Segment Start: Records provided

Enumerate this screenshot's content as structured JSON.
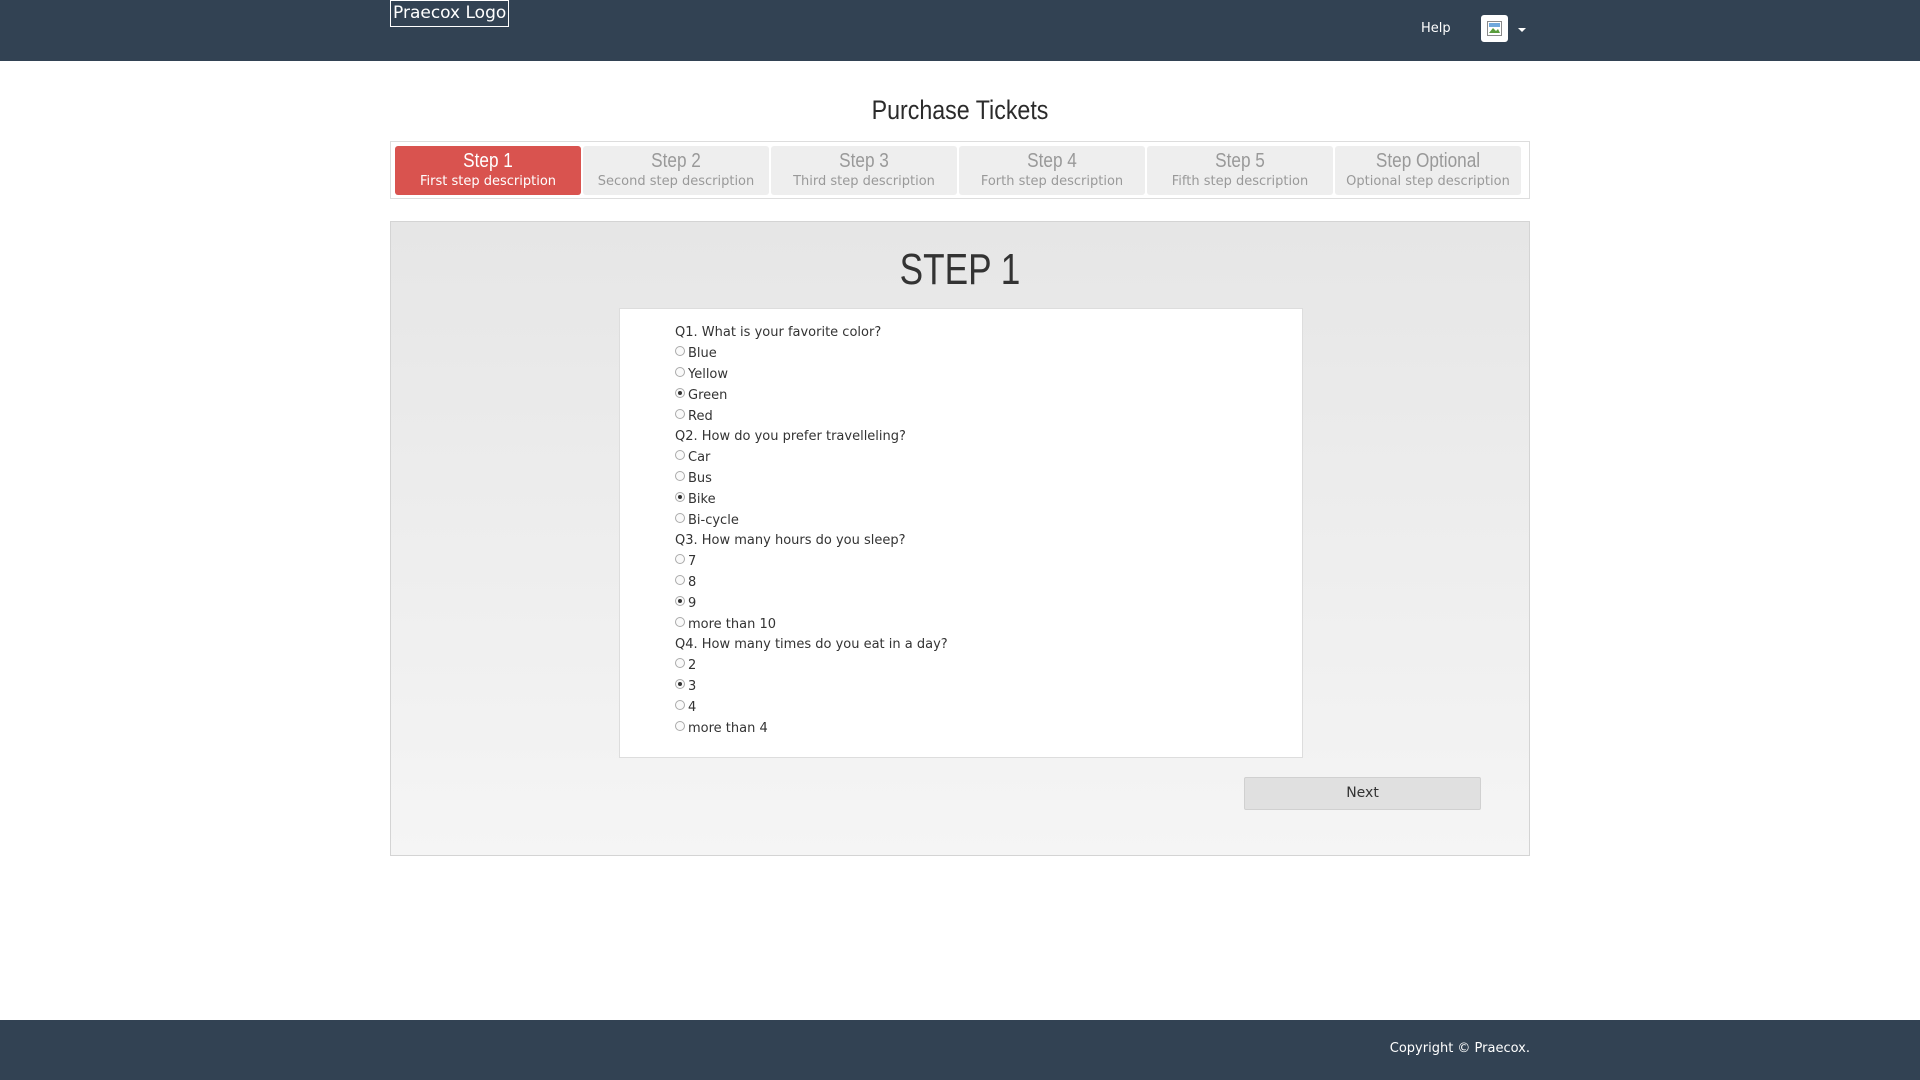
{
  "header": {
    "logo_text": "Praecox Logo",
    "help_label": "Help",
    "user_menu_icon": "broken-image-icon",
    "background_color": "#324253"
  },
  "page": {
    "title": "Purchase Tickets"
  },
  "stepper": {
    "active_color": "#d9534f",
    "steps": [
      {
        "title": "Step 1",
        "description": "First step description",
        "active": true
      },
      {
        "title": "Step 2",
        "description": "Second step description",
        "active": false
      },
      {
        "title": "Step 3",
        "description": "Third step description",
        "active": false
      },
      {
        "title": "Step 4",
        "description": "Forth step description",
        "active": false
      },
      {
        "title": "Step 5",
        "description": "Fifth step description",
        "active": false
      },
      {
        "title": "Step Optional",
        "description": "Optional step description",
        "active": false
      }
    ]
  },
  "panel": {
    "heading": "STEP 1",
    "questions": [
      {
        "text": "Q1. What is your favorite color?",
        "options": [
          "Blue",
          "Yellow",
          "Green",
          "Red"
        ],
        "selected": "Green"
      },
      {
        "text": "Q2. How do you prefer travelleling?",
        "options": [
          "Car",
          "Bus",
          "Bike",
          "Bi-cycle"
        ],
        "selected": "Bike"
      },
      {
        "text": "Q3. How many hours do you sleep?",
        "options": [
          "7",
          "8",
          "9",
          "more than 10"
        ],
        "selected": "9"
      },
      {
        "text": "Q4. How many times do you eat in a day?",
        "options": [
          "2",
          "3",
          "4",
          "more than 4"
        ],
        "selected": "3"
      }
    ],
    "next_label": "Next"
  },
  "footer": {
    "copyright": "Copyright © Praecox."
  }
}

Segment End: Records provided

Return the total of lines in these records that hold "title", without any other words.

7